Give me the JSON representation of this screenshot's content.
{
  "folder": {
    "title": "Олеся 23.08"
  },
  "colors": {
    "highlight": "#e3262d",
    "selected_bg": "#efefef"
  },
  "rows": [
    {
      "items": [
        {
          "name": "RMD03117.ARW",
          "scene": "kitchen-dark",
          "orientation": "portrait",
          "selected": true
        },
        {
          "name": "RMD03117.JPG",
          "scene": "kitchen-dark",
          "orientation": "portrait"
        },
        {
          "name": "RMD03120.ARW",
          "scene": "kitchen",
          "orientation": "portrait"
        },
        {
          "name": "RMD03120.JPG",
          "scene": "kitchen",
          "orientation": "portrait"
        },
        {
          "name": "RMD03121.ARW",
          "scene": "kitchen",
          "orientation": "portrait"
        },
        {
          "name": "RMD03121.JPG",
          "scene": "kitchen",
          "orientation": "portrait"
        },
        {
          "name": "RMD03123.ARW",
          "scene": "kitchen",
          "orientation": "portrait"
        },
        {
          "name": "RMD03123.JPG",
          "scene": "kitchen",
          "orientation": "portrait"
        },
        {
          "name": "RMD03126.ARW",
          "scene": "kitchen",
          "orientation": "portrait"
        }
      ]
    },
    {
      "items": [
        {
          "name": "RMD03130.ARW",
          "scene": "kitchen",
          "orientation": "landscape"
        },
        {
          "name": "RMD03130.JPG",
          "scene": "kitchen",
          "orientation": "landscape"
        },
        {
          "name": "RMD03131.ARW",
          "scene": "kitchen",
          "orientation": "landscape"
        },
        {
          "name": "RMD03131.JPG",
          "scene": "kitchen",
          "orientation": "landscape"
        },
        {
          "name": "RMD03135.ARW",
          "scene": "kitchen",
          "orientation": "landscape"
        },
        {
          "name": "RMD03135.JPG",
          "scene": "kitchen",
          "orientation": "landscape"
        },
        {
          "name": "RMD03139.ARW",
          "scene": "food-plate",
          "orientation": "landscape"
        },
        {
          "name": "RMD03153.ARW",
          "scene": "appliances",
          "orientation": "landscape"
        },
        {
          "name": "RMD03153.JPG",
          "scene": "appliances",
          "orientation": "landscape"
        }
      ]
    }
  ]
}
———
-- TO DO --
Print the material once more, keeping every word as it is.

-- ANSWER --
Give me the JSON representation of this screenshot's content.
{
  "folder": {
    "title": "Олеся 23.08"
  },
  "colors": {
    "highlight": "#e3262d",
    "selected_bg": "#efefef"
  },
  "rows": [
    {
      "items": [
        {
          "name": "RMD03117.ARW",
          "scene": "kitchen-dark",
          "orientation": "portrait",
          "selected": true
        },
        {
          "name": "RMD03117.JPG",
          "scene": "kitchen-dark",
          "orientation": "portrait"
        },
        {
          "name": "RMD03120.ARW",
          "scene": "kitchen",
          "orientation": "portrait"
        },
        {
          "name": "RMD03120.JPG",
          "scene": "kitchen",
          "orientation": "portrait"
        },
        {
          "name": "RMD03121.ARW",
          "scene": "kitchen",
          "orientation": "portrait"
        },
        {
          "name": "RMD03121.JPG",
          "scene": "kitchen",
          "orientation": "portrait"
        },
        {
          "name": "RMD03123.ARW",
          "scene": "kitchen",
          "orientation": "portrait"
        },
        {
          "name": "RMD03123.JPG",
          "scene": "kitchen",
          "orientation": "portrait"
        },
        {
          "name": "RMD03126.ARW",
          "scene": "kitchen",
          "orientation": "portrait"
        }
      ]
    },
    {
      "items": [
        {
          "name": "RMD03130.ARW",
          "scene": "kitchen",
          "orientation": "landscape"
        },
        {
          "name": "RMD03130.JPG",
          "scene": "kitchen",
          "orientation": "landscape"
        },
        {
          "name": "RMD03131.ARW",
          "scene": "kitchen",
          "orientation": "landscape"
        },
        {
          "name": "RMD03131.JPG",
          "scene": "kitchen",
          "orientation": "landscape"
        },
        {
          "name": "RMD03135.ARW",
          "scene": "kitchen",
          "orientation": "landscape"
        },
        {
          "name": "RMD03135.JPG",
          "scene": "kitchen",
          "orientation": "landscape"
        },
        {
          "name": "RMD03139.ARW",
          "scene": "food-plate",
          "orientation": "landscape"
        },
        {
          "name": "RMD03153.ARW",
          "scene": "appliances",
          "orientation": "landscape"
        },
        {
          "name": "RMD03153.JPG",
          "scene": "appliances",
          "orientation": "landscape"
        }
      ]
    }
  ]
}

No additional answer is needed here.